* [EXERCISE REQUIREMENTS]: From the first line to the last, reproduce the records exactly.

[Interface dataset entries]
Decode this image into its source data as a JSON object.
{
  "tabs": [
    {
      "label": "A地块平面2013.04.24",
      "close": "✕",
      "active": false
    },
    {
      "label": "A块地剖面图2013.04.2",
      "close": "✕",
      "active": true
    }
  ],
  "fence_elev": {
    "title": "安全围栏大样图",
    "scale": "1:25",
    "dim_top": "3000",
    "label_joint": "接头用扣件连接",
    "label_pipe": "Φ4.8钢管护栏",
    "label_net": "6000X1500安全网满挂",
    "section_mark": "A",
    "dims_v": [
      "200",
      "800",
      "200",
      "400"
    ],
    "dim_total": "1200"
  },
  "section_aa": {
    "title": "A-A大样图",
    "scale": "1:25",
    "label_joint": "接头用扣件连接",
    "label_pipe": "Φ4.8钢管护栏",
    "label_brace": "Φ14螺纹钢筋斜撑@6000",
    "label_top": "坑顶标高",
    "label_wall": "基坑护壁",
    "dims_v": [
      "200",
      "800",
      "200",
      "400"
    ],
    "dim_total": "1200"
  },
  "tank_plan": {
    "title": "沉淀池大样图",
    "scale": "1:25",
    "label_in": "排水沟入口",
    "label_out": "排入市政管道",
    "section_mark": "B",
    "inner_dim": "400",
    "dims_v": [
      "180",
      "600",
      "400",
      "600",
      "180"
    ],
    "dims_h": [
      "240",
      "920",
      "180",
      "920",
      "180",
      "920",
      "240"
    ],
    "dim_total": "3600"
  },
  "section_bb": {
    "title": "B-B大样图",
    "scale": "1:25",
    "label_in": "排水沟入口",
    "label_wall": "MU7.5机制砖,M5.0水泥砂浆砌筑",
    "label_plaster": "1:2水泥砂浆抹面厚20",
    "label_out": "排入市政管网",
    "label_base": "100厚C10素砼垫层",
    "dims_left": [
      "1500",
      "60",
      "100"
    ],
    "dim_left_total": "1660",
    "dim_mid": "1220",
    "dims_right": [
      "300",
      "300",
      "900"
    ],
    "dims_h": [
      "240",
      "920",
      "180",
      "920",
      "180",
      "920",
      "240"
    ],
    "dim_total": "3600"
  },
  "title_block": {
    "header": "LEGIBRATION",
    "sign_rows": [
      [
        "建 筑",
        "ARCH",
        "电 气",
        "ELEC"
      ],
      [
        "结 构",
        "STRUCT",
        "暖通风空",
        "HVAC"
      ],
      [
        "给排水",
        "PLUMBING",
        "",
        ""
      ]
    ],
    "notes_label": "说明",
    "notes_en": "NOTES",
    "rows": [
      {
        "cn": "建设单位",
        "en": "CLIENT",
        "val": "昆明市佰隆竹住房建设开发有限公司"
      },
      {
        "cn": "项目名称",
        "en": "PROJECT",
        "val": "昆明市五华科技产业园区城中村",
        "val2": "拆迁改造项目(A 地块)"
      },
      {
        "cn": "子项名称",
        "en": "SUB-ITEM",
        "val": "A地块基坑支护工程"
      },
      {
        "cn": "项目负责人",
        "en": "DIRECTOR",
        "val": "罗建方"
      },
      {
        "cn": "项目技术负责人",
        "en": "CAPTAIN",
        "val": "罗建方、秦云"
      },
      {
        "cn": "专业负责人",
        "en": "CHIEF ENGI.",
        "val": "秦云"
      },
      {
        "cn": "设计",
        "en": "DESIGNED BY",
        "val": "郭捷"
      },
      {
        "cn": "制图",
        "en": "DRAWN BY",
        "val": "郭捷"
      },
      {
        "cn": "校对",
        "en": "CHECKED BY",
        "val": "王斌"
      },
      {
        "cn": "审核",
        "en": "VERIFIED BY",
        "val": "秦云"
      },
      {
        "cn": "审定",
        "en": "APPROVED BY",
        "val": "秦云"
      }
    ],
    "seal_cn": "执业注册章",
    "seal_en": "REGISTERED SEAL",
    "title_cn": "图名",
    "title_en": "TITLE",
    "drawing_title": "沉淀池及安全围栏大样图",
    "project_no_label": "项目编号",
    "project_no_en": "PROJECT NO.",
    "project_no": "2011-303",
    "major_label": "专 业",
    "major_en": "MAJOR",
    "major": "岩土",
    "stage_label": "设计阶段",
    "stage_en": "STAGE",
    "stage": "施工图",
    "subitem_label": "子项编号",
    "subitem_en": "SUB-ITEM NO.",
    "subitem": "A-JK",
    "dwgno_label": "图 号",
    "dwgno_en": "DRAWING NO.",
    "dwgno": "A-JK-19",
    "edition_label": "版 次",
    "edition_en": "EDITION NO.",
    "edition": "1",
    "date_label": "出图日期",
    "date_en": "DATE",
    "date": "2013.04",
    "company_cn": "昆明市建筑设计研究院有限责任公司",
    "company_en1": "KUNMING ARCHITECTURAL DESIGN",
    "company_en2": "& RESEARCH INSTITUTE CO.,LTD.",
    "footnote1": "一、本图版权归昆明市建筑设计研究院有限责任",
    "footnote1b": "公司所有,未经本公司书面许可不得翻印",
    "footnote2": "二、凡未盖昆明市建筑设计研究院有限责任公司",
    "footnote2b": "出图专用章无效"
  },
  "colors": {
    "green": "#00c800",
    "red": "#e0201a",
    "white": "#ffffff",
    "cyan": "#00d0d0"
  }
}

* [OUTPUT]:
Decode this image into its source data as a JSON object.
{
  "tabs": [
    {
      "label": "A地块平面2013.04.24",
      "close": "✕",
      "active": false
    },
    {
      "label": "A块地剖面图2013.04.2",
      "close": "✕",
      "active": true
    }
  ],
  "fence_elev": {
    "title": "安全围栏大样图",
    "scale": "1:25",
    "dim_top": "3000",
    "label_joint": "接头用扣件连接",
    "label_pipe": "Φ4.8钢管护栏",
    "label_net": "6000X1500安全网满挂",
    "section_mark": "A",
    "dims_v": [
      "200",
      "800",
      "200",
      "400"
    ],
    "dim_total": "1200"
  },
  "section_aa": {
    "title": "A-A大样图",
    "scale": "1:25",
    "label_joint": "接头用扣件连接",
    "label_pipe": "Φ4.8钢管护栏",
    "label_brace": "Φ14螺纹钢筋斜撑@6000",
    "label_top": "坑顶标高",
    "label_wall": "基坑护壁",
    "dims_v": [
      "200",
      "800",
      "200",
      "400"
    ],
    "dim_total": "1200"
  },
  "tank_plan": {
    "title": "沉淀池大样图",
    "scale": "1:25",
    "label_in": "排水沟入口",
    "label_out": "排入市政管道",
    "section_mark": "B",
    "inner_dim": "400",
    "dims_v": [
      "180",
      "600",
      "400",
      "600",
      "180"
    ],
    "dims_h": [
      "240",
      "920",
      "180",
      "920",
      "180",
      "920",
      "240"
    ],
    "dim_total": "3600"
  },
  "section_bb": {
    "title": "B-B大样图",
    "scale": "1:25",
    "label_in": "排水沟入口",
    "label_wall": "MU7.5机制砖,M5.0水泥砂浆砌筑",
    "label_plaster": "1:2水泥砂浆抹面厚20",
    "label_out": "排入市政管网",
    "label_base": "100厚C10素砼垫层",
    "dims_left": [
      "1500",
      "60",
      "100"
    ],
    "dim_left_total": "1660",
    "dim_mid": "1220",
    "dims_right": [
      "300",
      "300",
      "900"
    ],
    "dims_h": [
      "240",
      "920",
      "180",
      "920",
      "180",
      "920",
      "240"
    ],
    "dim_total": "3600"
  },
  "title_block": {
    "header": "LEGIBRATION",
    "sign_rows": [
      [
        "建 筑",
        "ARCH",
        "电 气",
        "ELEC"
      ],
      [
        "结 构",
        "STRUCT",
        "暖通风空",
        "HVAC"
      ],
      [
        "给排水",
        "PLUMBING",
        "",
        ""
      ]
    ],
    "notes_label": "说明",
    "notes_en": "NOTES",
    "rows": [
      {
        "cn": "建设单位",
        "en": "CLIENT",
        "val": "昆明市佰隆竹住房建设开发有限公司"
      },
      {
        "cn": "项目名称",
        "en": "PROJECT",
        "val": "昆明市五华科技产业园区城中村",
        "val2": "拆迁改造项目(A 地块)"
      },
      {
        "cn": "子项名称",
        "en": "SUB-ITEM",
        "val": "A地块基坑支护工程"
      },
      {
        "cn": "项目负责人",
        "en": "DIRECTOR",
        "val": "罗建方"
      },
      {
        "cn": "项目技术负责人",
        "en": "CAPTAIN",
        "val": "罗建方、秦云"
      },
      {
        "cn": "专业负责人",
        "en": "CHIEF ENGI.",
        "val": "秦云"
      },
      {
        "cn": "设计",
        "en": "DESIGNED BY",
        "val": "郭捷"
      },
      {
        "cn": "制图",
        "en": "DRAWN BY",
        "val": "郭捷"
      },
      {
        "cn": "校对",
        "en": "CHECKED BY",
        "val": "王斌"
      },
      {
        "cn": "审核",
        "en": "VERIFIED BY",
        "val": "秦云"
      },
      {
        "cn": "审定",
        "en": "APPROVED BY",
        "val": "秦云"
      }
    ],
    "seal_cn": "执业注册章",
    "seal_en": "REGISTERED SEAL",
    "title_cn": "图名",
    "title_en": "TITLE",
    "drawing_title": "沉淀池及安全围栏大样图",
    "project_no_label": "项目编号",
    "project_no_en": "PROJECT NO.",
    "project_no": "2011-303",
    "major_label": "专 业",
    "major_en": "MAJOR",
    "major": "岩土",
    "stage_label": "设计阶段",
    "stage_en": "STAGE",
    "stage": "施工图",
    "subitem_label": "子项编号",
    "subitem_en": "SUB-ITEM NO.",
    "subitem": "A-JK",
    "dwgno_label": "图 号",
    "dwgno_en": "DRAWING NO.",
    "dwgno": "A-JK-19",
    "edition_label": "版 次",
    "edition_en": "EDITION NO.",
    "edition": "1",
    "date_label": "出图日期",
    "date_en": "DATE",
    "date": "2013.04",
    "company_cn": "昆明市建筑设计研究院有限责任公司",
    "company_en1": "KUNMING ARCHITECTURAL DESIGN",
    "company_en2": "& RESEARCH INSTITUTE CO.,LTD.",
    "footnote1": "一、本图版权归昆明市建筑设计研究院有限责任",
    "footnote1b": "公司所有,未经本公司书面许可不得翻印",
    "footnote2": "二、凡未盖昆明市建筑设计研究院有限责任公司",
    "footnote2b": "出图专用章无效"
  },
  "colors": {
    "green": "#00c800",
    "red": "#e0201a",
    "white": "#ffffff",
    "cyan": "#00d0d0"
  }
}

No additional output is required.